-- Web page and app entries --
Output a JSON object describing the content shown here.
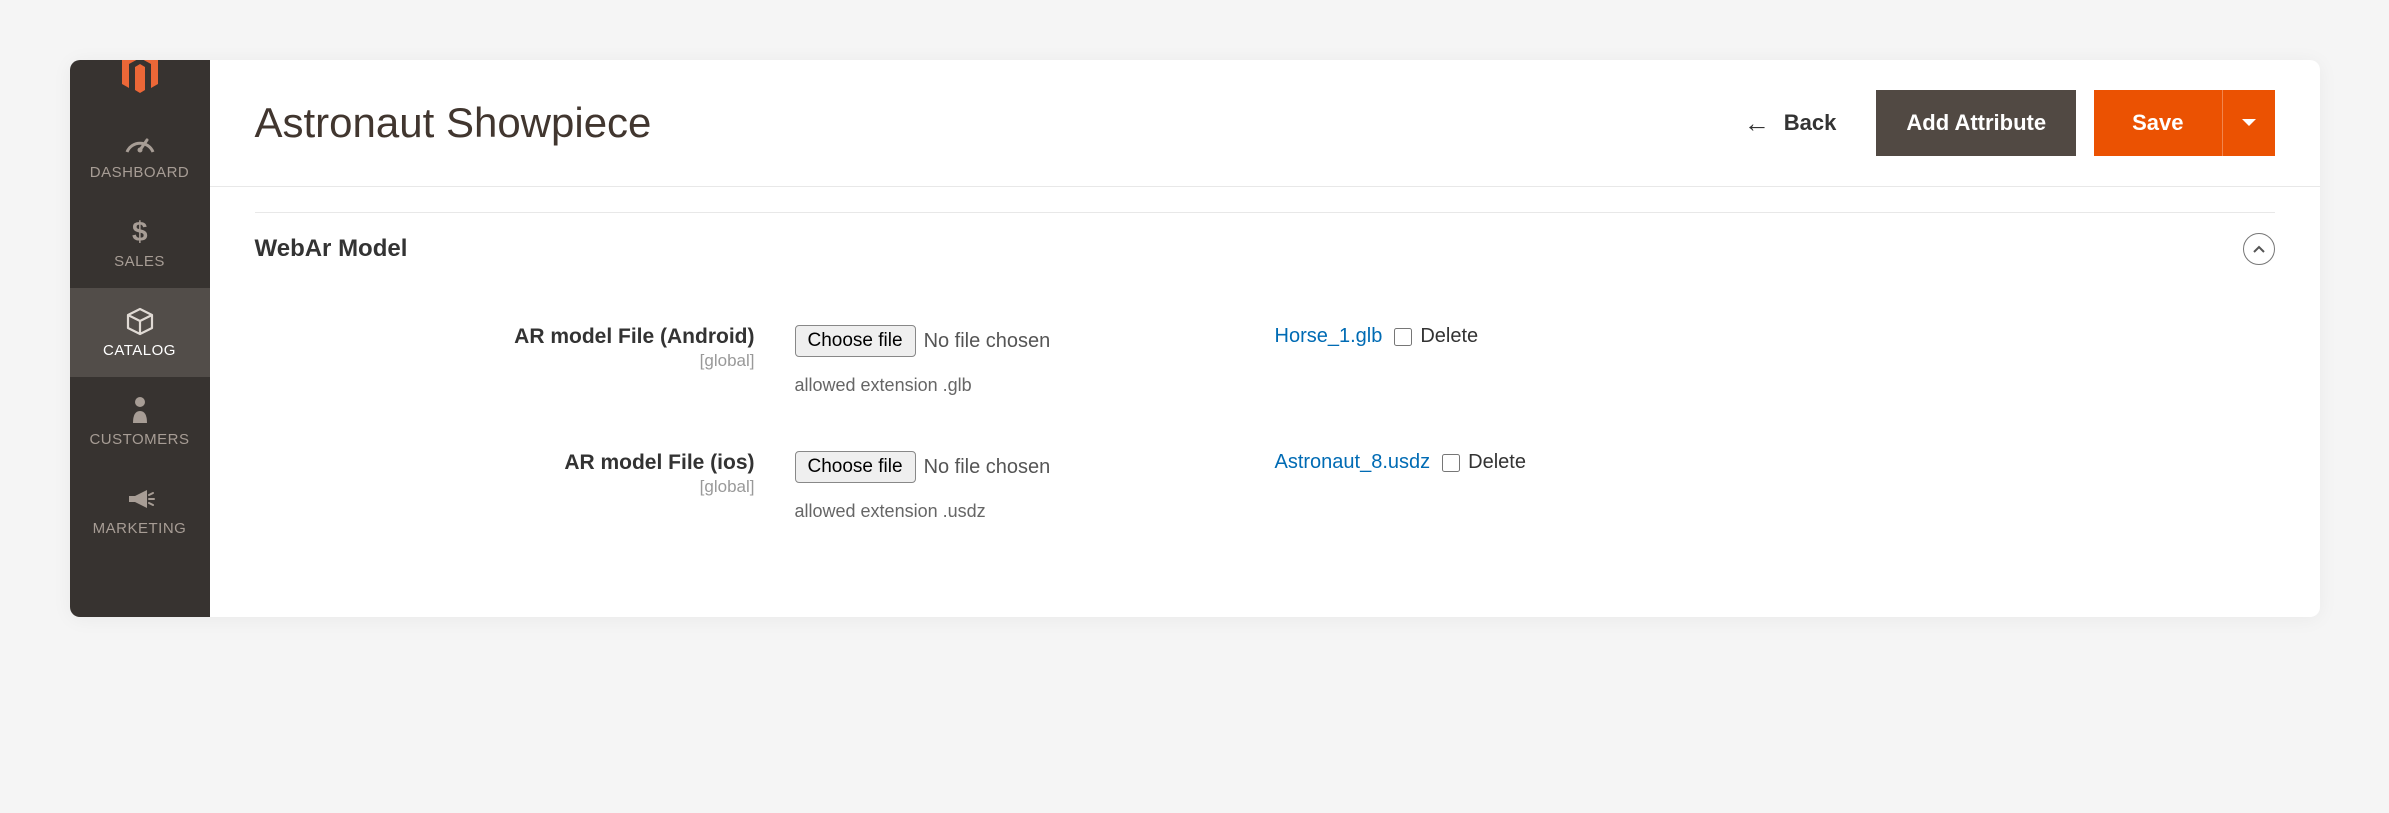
{
  "sidebar": {
    "items": [
      {
        "label": "DASHBOARD"
      },
      {
        "label": "SALES"
      },
      {
        "label": "CATALOG"
      },
      {
        "label": "CUSTOMERS"
      },
      {
        "label": "MARKETING"
      }
    ]
  },
  "header": {
    "title": "Astronaut Showpiece",
    "back_label": "Back",
    "add_attribute_label": "Add Attribute",
    "save_label": "Save"
  },
  "section": {
    "title": "WebAr Model"
  },
  "fields": {
    "android": {
      "label": "AR model File (Android)",
      "scope": "[global]",
      "choose_label": "Choose file",
      "file_status": "No file chosen",
      "hint": "allowed extension .glb",
      "filename": "Horse_1.glb",
      "delete_label": "Delete"
    },
    "ios": {
      "label": "AR model File (ios)",
      "scope": "[global]",
      "choose_label": "Choose file",
      "file_status": "No file chosen",
      "hint": "allowed extension .usdz",
      "filename": "Astronaut_8.usdz",
      "delete_label": "Delete"
    }
  }
}
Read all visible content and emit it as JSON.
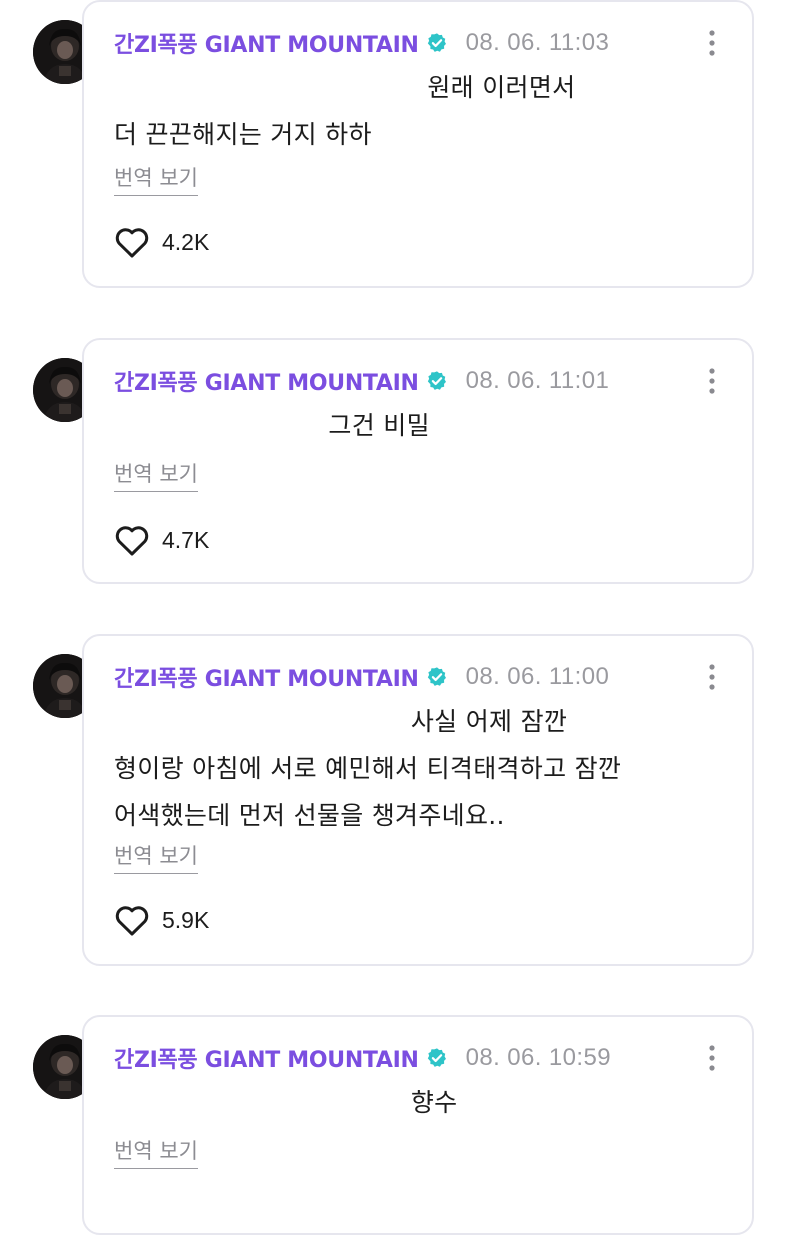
{
  "comments": [
    {
      "author": "간ZI폭풍 GIANT MOUNTAIN",
      "timestamp": "08. 06. 11:03",
      "text": "                                      원래 이러면서\n더 끈끈해지는 거지 하하",
      "translate_label": "번역 보기",
      "likes": "4.2K"
    },
    {
      "author": "간ZI폭풍 GIANT MOUNTAIN",
      "timestamp": "08. 06. 11:01",
      "text": "                          그건 비밀",
      "translate_label": "번역 보기",
      "likes": "4.7K"
    },
    {
      "author": "간ZI폭풍 GIANT MOUNTAIN",
      "timestamp": "08. 06. 11:00",
      "text": "                                    사실 어제 잠깐\n형이랑 아침에 서로 예민해서 티격태격하고 잠깐\n어색했는데 먼저 선물을 챙겨주네요..",
      "translate_label": "번역 보기",
      "likes": "5.9K"
    },
    {
      "author": "간ZI폭풍 GIANT MOUNTAIN",
      "timestamp": "08. 06. 10:59",
      "text": "                                    향수",
      "translate_label": "번역 보기",
      "likes": ""
    }
  ],
  "icons": {
    "verified": "verified-badge-icon",
    "more": "more-vertical-icon",
    "like": "heart-outline-icon"
  },
  "colors": {
    "author_name": "#7b4ee0",
    "verified_badge": "#2ec4c8",
    "timestamp": "#9a9a9f",
    "card_border": "#e6e6ee"
  }
}
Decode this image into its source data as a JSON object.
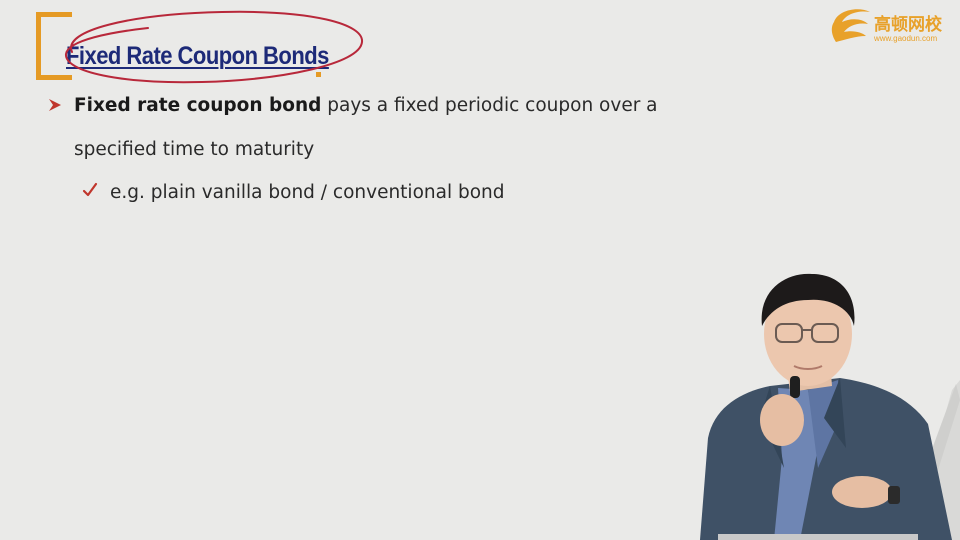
{
  "slide": {
    "title": "Fixed Rate Coupon Bonds",
    "logo": {
      "name": "高顿网校",
      "url": "www.gaodun.com"
    },
    "bullet": {
      "bold_text": "Fixed rate coupon bond",
      "rest_text": " pays a fixed periodic coupon over a specified time to maturity"
    },
    "sub_bullet": {
      "text": "e.g. plain vanilla bond / conventional bond"
    }
  },
  "colors": {
    "title": "#1d2a78",
    "accent_orange": "#e59a24",
    "annotation_red": "#b8283a",
    "bullet_arrow": "#c0362c",
    "check": "#c0362c",
    "background": "#eaeae8"
  },
  "icons": {
    "bullet": "arrow-bullet-icon",
    "sub_bullet": "checkmark-icon",
    "logo": "gaodun-logo-icon"
  }
}
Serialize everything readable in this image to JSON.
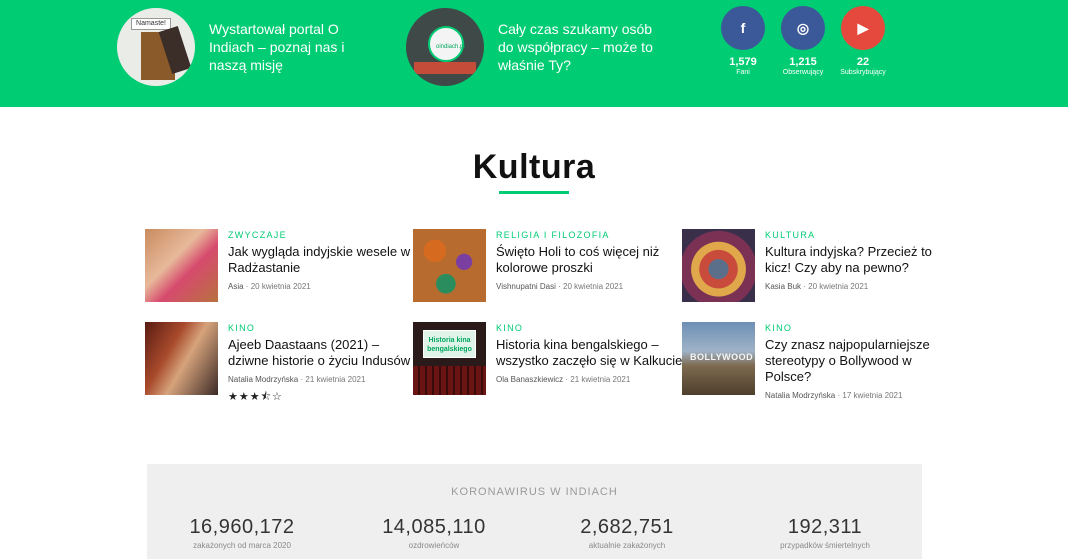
{
  "promos": [
    {
      "text": "Wystartował portal O Indiach – poznaj nas i naszą misję",
      "thumb_text": "Namaste!"
    },
    {
      "text": "Cały czas szukamy osób do współpracy – może to właśnie Ty?",
      "thumb_text": "oindiach.pl"
    }
  ],
  "social": {
    "facebook": {
      "icon": "f",
      "count": "1,579",
      "label": "Fani"
    },
    "instagram": {
      "icon": "◎",
      "count": "1,215",
      "label": "Obserwujący"
    },
    "youtube": {
      "icon": "▶",
      "count": "22",
      "label": "Subskrybujący"
    }
  },
  "section": {
    "title": "Kultura"
  },
  "articles": [
    {
      "category": "Zwyczaje",
      "title": "Jak wygląda indyjskie wesele w Radżastanie",
      "author": "Asia",
      "date": "20 kwietnia 2021"
    },
    {
      "category": "Religia i filozofia",
      "title": "Święto Holi to coś więcej niż kolorowe proszki",
      "author": "Vishnupatni Dasi",
      "date": "20 kwietnia 2021"
    },
    {
      "category": "Kultura",
      "title": "Kultura indyjska? Przecież to kicz! Czy aby na pewno?",
      "author": "Kasia Buk",
      "date": "20 kwietnia 2021"
    },
    {
      "category": "Kino",
      "title": "Ajeeb Daastaans (2021) – dziwne historie o życiu Indusów",
      "author": "Natalia Modrzyńska",
      "date": "21 kwietnia 2021",
      "stars": "★★★⯪☆",
      "rating": 3.5
    },
    {
      "category": "Kino",
      "title": "Historia kina bengalskiego – wszystko zaczęło się w Kalkucie",
      "author": "Ola Banaszkiewicz",
      "date": "21 kwietnia 2021",
      "image_text": "Historia kina bengalskiego"
    },
    {
      "category": "Kino",
      "title": "Czy znasz najpopularniejsze stereotypy o Bollywood w Polsce?",
      "author": "Natalia Modrzyńska",
      "date": "17 kwietnia 2021",
      "image_text": "BOLLYWOOD"
    }
  ],
  "meta_separator": "·",
  "corona": {
    "title": "KORONAWIRUS W INDIACH",
    "stats": [
      {
        "value": "16,960,172",
        "label": "zakażonych od marca 2020"
      },
      {
        "value": "14,085,110",
        "label": "ozdrowieńców"
      },
      {
        "value": "2,682,751",
        "label": "aktualnie zakażonych"
      },
      {
        "value": "192,311",
        "label": "przypadków śmiertelnych"
      }
    ]
  },
  "colors": {
    "accent": "#00cc73",
    "facebook": "#3b5998",
    "instagram": "#3b5998",
    "youtube": "#e5483d"
  }
}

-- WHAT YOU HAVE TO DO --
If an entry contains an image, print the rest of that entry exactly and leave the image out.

-- RESULT OF THIS EXERCISE --
Output a JSON object describing the content shown here.
{
  "sidebar": {
    "items": [
      {
        "label": "DASHBOARD"
      },
      {
        "label": "SALES"
      },
      {
        "label": "CATALOG"
      },
      {
        "label": "CUSTOMERS"
      },
      {
        "label": "MARKETING"
      }
    ]
  },
  "header": {
    "title": "Astronaut Showpiece",
    "back_label": "Back",
    "add_attribute_label": "Add Attribute",
    "save_label": "Save"
  },
  "section": {
    "title": "WebAr Model"
  },
  "fields": {
    "android": {
      "label": "AR model File (Android)",
      "scope": "[global]",
      "choose_label": "Choose file",
      "file_status": "No file chosen",
      "hint": "allowed extension .glb",
      "filename": "Horse_1.glb",
      "delete_label": "Delete"
    },
    "ios": {
      "label": "AR model File (ios)",
      "scope": "[global]",
      "choose_label": "Choose file",
      "file_status": "No file chosen",
      "hint": "allowed extension .usdz",
      "filename": "Astronaut_8.usdz",
      "delete_label": "Delete"
    }
  }
}
Read all visible content and emit it as JSON.
{
  "comments": [
    {
      "author": "간ZI폭풍 GIANT MOUNTAIN",
      "timestamp": "08. 06. 11:03",
      "text": "                                      원래 이러면서\n더 끈끈해지는 거지 하하",
      "translate_label": "번역 보기",
      "likes": "4.2K"
    },
    {
      "author": "간ZI폭풍 GIANT MOUNTAIN",
      "timestamp": "08. 06. 11:01",
      "text": "                          그건 비밀",
      "translate_label": "번역 보기",
      "likes": "4.7K"
    },
    {
      "author": "간ZI폭풍 GIANT MOUNTAIN",
      "timestamp": "08. 06. 11:00",
      "text": "                                    사실 어제 잠깐\n형이랑 아침에 서로 예민해서 티격태격하고 잠깐\n어색했는데 먼저 선물을 챙겨주네요..",
      "translate_label": "번역 보기",
      "likes": "5.9K"
    },
    {
      "author": "간ZI폭풍 GIANT MOUNTAIN",
      "timestamp": "08. 06. 10:59",
      "text": "                                    향수",
      "translate_label": "번역 보기",
      "likes": ""
    }
  ],
  "icons": {
    "verified": "verified-badge-icon",
    "more": "more-vertical-icon",
    "like": "heart-outline-icon"
  },
  "colors": {
    "author_name": "#7b4ee0",
    "verified_badge": "#2ec4c8",
    "timestamp": "#9a9a9f",
    "card_border": "#e6e6ee"
  }
}
Decode this image into its source data as a JSON object.
{
  "slide": {
    "title": "Fixed Rate Coupon Bonds",
    "logo": {
      "name": "高顿网校",
      "url": "www.gaodun.com"
    },
    "bullet": {
      "bold_text": "Fixed rate coupon bond",
      "rest_text": " pays a fixed periodic coupon over a specified time to maturity"
    },
    "sub_bullet": {
      "text": "e.g. plain vanilla bond / conventional bond"
    }
  },
  "colors": {
    "title": "#1d2a78",
    "accent_orange": "#e59a24",
    "annotation_red": "#b8283a",
    "bullet_arrow": "#c0362c",
    "check": "#c0362c",
    "background": "#eaeae8"
  },
  "icons": {
    "bullet": "arrow-bullet-icon",
    "sub_bullet": "checkmark-icon",
    "logo": "gaodun-logo-icon"
  }
}
Serialize everything readable in this image to JSON.
{
  "promos": [
    {
      "text": "Wystartował portal O Indiach – poznaj nas i naszą misję",
      "thumb_text": "Namaste!"
    },
    {
      "text": "Cały czas szukamy osób do współpracy – może to właśnie Ty?",
      "thumb_text": "oindiach.pl"
    }
  ],
  "social": {
    "facebook": {
      "icon": "f",
      "count": "1,579",
      "label": "Fani"
    },
    "instagram": {
      "icon": "◎",
      "count": "1,215",
      "label": "Obserwujący"
    },
    "youtube": {
      "icon": "▶",
      "count": "22",
      "label": "Subskrybujący"
    }
  },
  "section": {
    "title": "Kultura"
  },
  "articles": [
    {
      "category": "Zwyczaje",
      "title": "Jak wygląda indyjskie wesele w Radżastanie",
      "author": "Asia",
      "date": "20 kwietnia 2021"
    },
    {
      "category": "Religia i filozofia",
      "title": "Święto Holi to coś więcej niż kolorowe proszki",
      "author": "Vishnupatni Dasi",
      "date": "20 kwietnia 2021"
    },
    {
      "category": "Kultura",
      "title": "Kultura indyjska? Przecież to kicz! Czy aby na pewno?",
      "author": "Kasia Buk",
      "date": "20 kwietnia 2021"
    },
    {
      "category": "Kino",
      "title": "Ajeeb Daastaans (2021) – dziwne historie o życiu Indusów",
      "author": "Natalia Modrzyńska",
      "date": "21 kwietnia 2021",
      "stars": "★★★⯪☆",
      "rating": 3.5
    },
    {
      "category": "Kino",
      "title": "Historia kina bengalskiego – wszystko zaczęło się w Kalkucie",
      "author": "Ola Banaszkiewicz",
      "date": "21 kwietnia 2021",
      "image_text": "Historia kina bengalskiego"
    },
    {
      "category": "Kino",
      "title": "Czy znasz najpopularniejsze stereotypy o Bollywood w Polsce?",
      "author": "Natalia Modrzyńska",
      "date": "17 kwietnia 2021",
      "image_text": "BOLLYWOOD"
    }
  ],
  "meta_separator": "·",
  "corona": {
    "title": "KORONAWIRUS W INDIACH",
    "stats": [
      {
        "value": "16,960,172",
        "label": "zakażonych od marca 2020"
      },
      {
        "value": "14,085,110",
        "label": "ozdrowieńców"
      },
      {
        "value": "2,682,751",
        "label": "aktualnie zakażonych"
      },
      {
        "value": "192,311",
        "label": "przypadków śmiertelnych"
      }
    ]
  },
  "colors": {
    "accent": "#00cc73",
    "facebook": "#3b5998",
    "instagram": "#3b5998",
    "youtube": "#e5483d"
  }
}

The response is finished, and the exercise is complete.